“When I started at the Globe in December 1982, it was a very big deal about whether women should be allowed in the locker room. It was awful. At a UMass football game — I’d been working at the Globe less than a year — a security guard pushed me up against the wall when I tried to get past him. Another time, a priest at St. John’s stood outside the locker room and refused to let me in.
“Once, after a Patriots game, I went over to [Philadelphia Eagles defensive end] Reggie White — he’s fully dressed, mind you — to ask a question. He turned to me and said, ‘I don’t talk to women.’ I heard myself saying, ‘Why is that?’ He said, ‘I’m married.’ I said, ‘So am I,’ because I was. He said, ‘You’re going to have to leave,’ and I said, ‘I’m not going anywhere.’
“[Boston Celtics coach] Red Auerbach didn’t think women should be in locker rooms, but with him it was different. The first time we met, I was covering a Boston College — St. John’s basketball game at the Garden when he walked in and sat down right next to me. I was young, and this was Red Auerbach, and I couldn’t think of anything smart to say to him.

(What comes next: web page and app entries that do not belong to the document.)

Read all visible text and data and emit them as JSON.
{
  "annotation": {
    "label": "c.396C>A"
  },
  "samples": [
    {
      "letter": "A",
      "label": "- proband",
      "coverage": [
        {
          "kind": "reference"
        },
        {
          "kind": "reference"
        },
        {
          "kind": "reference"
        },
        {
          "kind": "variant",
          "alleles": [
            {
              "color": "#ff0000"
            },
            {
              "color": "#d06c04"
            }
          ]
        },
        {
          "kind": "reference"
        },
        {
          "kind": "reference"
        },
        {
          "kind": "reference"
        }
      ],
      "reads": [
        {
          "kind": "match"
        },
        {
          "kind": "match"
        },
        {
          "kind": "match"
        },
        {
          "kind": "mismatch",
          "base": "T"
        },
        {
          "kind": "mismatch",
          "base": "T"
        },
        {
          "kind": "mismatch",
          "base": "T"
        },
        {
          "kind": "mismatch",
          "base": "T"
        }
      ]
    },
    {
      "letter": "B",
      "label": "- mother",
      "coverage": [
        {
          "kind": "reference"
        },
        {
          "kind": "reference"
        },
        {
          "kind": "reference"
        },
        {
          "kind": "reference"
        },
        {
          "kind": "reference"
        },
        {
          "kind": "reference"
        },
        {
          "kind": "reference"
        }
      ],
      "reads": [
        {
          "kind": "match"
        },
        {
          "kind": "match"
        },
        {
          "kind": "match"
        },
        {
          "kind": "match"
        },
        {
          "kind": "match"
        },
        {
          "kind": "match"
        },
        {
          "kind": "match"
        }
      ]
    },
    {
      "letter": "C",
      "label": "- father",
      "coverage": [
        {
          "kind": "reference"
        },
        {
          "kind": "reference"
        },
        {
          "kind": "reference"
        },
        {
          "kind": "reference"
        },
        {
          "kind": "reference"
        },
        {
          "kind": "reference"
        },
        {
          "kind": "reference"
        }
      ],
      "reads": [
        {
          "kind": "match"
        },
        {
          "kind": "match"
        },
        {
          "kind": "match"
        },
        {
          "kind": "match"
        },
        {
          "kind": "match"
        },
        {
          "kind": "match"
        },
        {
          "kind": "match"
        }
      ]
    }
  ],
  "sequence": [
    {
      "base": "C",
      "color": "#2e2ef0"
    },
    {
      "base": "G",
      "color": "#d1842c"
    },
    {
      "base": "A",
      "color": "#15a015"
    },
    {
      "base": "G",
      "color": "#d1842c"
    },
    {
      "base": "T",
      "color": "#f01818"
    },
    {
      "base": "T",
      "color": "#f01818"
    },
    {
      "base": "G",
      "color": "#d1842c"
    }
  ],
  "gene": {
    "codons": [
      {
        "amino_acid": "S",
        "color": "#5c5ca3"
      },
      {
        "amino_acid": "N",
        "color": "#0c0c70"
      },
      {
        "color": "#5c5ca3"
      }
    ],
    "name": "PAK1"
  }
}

“Well, it gets to halftime and I still haven’t said anything, and we’re watching the cheerleaders do whatever it is they do. He turns to me and gestures at the court and says, ‘What do you think?’ Well, I just let loose about how [St. John’s point guard] Mark Jackson is defending and why the 1-3-1 trap isn’t working, and he’s like, ‘No, no, I mean, what do you think of the girls? You’re the cheerleading coach, aren’t you?’
“Red never changed, but we became close friends. When I started covering the Celtics in 1988, they were great, too. They liked to tease me, but they teased everyone. Bird, McHale, Parish, K.C. Jones — they were fair and just wanted to see what you could do.
“In the early 1990s a local story involving a female Boston Herald reporter named Lisa Olson made people ask all over again: ‘Should women be allowed in the locker room?’ I couldn’t believe it.
“Everybody started taking sides, and it led to one of my worst moments as a professional. I was outside the Yankees clubhouse when this fan started heckling me: ‘Are you Lisa Olson? Huh, are you? You slut.’ I grabbed him and screamed, ‘Who the hell do you think you are?’
“I just had had it. Luckily somebody pulled me off him, but I just felt like, hadn’t we already proved ourselves? It’s hard to explain to the younger Globe reporters I work with. They’ve never walked into a place where there’s only one of them.
“The one thing I had in my favor was my name. A lot of people thought I was a guy, which so saved me. It gave me a chance to have a chance. I might meet somebody after years of talking to him on the phone and he’d look at me like, ‘What — you’re not a guy!’ “